PROBLEM DETAILS: Within the data below, state how many lines contain the string "price". Provide the number only.

-=-=-

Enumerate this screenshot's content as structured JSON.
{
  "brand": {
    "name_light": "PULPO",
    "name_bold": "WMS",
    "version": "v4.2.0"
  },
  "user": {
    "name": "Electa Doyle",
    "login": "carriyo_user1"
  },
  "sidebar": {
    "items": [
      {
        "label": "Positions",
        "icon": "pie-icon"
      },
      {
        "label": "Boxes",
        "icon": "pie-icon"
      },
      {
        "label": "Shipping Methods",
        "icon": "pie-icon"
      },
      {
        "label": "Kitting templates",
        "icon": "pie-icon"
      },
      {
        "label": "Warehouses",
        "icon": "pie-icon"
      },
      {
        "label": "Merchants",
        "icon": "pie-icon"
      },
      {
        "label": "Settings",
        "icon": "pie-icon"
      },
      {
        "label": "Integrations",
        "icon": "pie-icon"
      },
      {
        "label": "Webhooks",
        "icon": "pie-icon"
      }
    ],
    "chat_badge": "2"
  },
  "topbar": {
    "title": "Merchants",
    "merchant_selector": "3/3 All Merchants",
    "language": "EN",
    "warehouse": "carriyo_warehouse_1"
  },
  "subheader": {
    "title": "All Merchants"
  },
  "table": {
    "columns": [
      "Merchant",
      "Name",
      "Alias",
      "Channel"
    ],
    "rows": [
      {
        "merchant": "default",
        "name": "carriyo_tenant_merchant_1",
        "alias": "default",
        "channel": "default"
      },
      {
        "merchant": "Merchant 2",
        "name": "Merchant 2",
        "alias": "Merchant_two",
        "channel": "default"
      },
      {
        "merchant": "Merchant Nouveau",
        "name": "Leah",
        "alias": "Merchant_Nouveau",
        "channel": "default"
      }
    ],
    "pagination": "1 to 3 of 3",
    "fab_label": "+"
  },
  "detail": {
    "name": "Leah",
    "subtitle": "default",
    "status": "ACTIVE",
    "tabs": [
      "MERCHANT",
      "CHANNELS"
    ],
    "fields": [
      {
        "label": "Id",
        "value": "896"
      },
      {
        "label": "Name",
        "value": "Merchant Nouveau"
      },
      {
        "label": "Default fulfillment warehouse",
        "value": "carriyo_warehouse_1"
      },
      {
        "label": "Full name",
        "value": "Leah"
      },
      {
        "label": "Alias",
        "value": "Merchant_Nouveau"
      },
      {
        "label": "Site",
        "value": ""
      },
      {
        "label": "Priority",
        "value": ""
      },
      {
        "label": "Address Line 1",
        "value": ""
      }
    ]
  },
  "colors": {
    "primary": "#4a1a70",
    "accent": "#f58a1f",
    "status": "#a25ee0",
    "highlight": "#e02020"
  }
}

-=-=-

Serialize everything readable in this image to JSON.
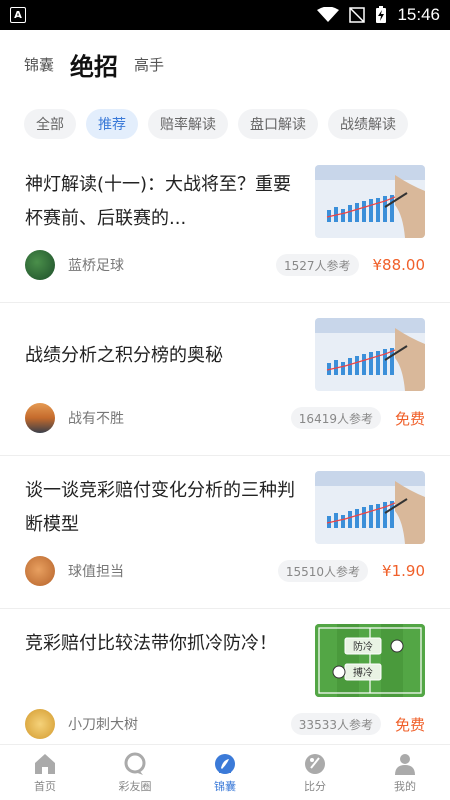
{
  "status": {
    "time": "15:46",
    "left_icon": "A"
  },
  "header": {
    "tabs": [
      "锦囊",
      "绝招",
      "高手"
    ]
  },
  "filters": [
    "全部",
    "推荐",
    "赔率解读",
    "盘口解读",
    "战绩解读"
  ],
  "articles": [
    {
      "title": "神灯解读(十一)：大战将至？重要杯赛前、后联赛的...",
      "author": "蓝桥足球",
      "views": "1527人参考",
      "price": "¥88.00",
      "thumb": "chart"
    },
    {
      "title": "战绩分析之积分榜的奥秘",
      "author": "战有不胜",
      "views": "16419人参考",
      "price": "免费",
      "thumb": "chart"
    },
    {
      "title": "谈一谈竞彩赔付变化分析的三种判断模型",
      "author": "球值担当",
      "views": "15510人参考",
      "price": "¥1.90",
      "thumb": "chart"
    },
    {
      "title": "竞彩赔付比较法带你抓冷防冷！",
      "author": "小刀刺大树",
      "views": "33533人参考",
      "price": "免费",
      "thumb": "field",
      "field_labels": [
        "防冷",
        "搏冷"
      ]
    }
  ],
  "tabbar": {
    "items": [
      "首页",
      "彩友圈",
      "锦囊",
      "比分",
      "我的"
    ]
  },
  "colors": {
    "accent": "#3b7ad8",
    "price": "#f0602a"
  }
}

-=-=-

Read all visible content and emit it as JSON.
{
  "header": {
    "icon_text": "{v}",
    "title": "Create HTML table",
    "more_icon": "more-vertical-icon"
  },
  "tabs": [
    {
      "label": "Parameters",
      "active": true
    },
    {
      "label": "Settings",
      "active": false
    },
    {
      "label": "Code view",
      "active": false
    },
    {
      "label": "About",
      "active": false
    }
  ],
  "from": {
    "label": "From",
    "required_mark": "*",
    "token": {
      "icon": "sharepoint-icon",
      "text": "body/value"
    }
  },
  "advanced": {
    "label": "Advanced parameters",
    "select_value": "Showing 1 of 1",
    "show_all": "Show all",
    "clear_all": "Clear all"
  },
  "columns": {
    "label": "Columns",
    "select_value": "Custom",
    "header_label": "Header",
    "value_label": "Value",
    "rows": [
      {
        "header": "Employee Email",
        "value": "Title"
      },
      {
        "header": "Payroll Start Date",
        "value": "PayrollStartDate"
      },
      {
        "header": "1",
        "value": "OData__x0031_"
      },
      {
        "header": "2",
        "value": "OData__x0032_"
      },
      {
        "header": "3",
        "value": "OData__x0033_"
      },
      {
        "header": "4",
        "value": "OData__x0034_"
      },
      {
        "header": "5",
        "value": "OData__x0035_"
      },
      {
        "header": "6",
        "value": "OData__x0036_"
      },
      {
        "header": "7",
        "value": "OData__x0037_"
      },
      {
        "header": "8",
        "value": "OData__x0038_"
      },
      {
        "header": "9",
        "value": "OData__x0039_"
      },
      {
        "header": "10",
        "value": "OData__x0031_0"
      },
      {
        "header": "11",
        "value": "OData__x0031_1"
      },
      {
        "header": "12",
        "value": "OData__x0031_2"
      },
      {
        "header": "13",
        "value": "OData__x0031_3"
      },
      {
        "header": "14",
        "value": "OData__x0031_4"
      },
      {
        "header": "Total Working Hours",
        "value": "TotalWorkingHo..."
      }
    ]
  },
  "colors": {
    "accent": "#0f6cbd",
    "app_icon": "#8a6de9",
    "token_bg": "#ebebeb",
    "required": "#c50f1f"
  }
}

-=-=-

FINISHED TASK: 5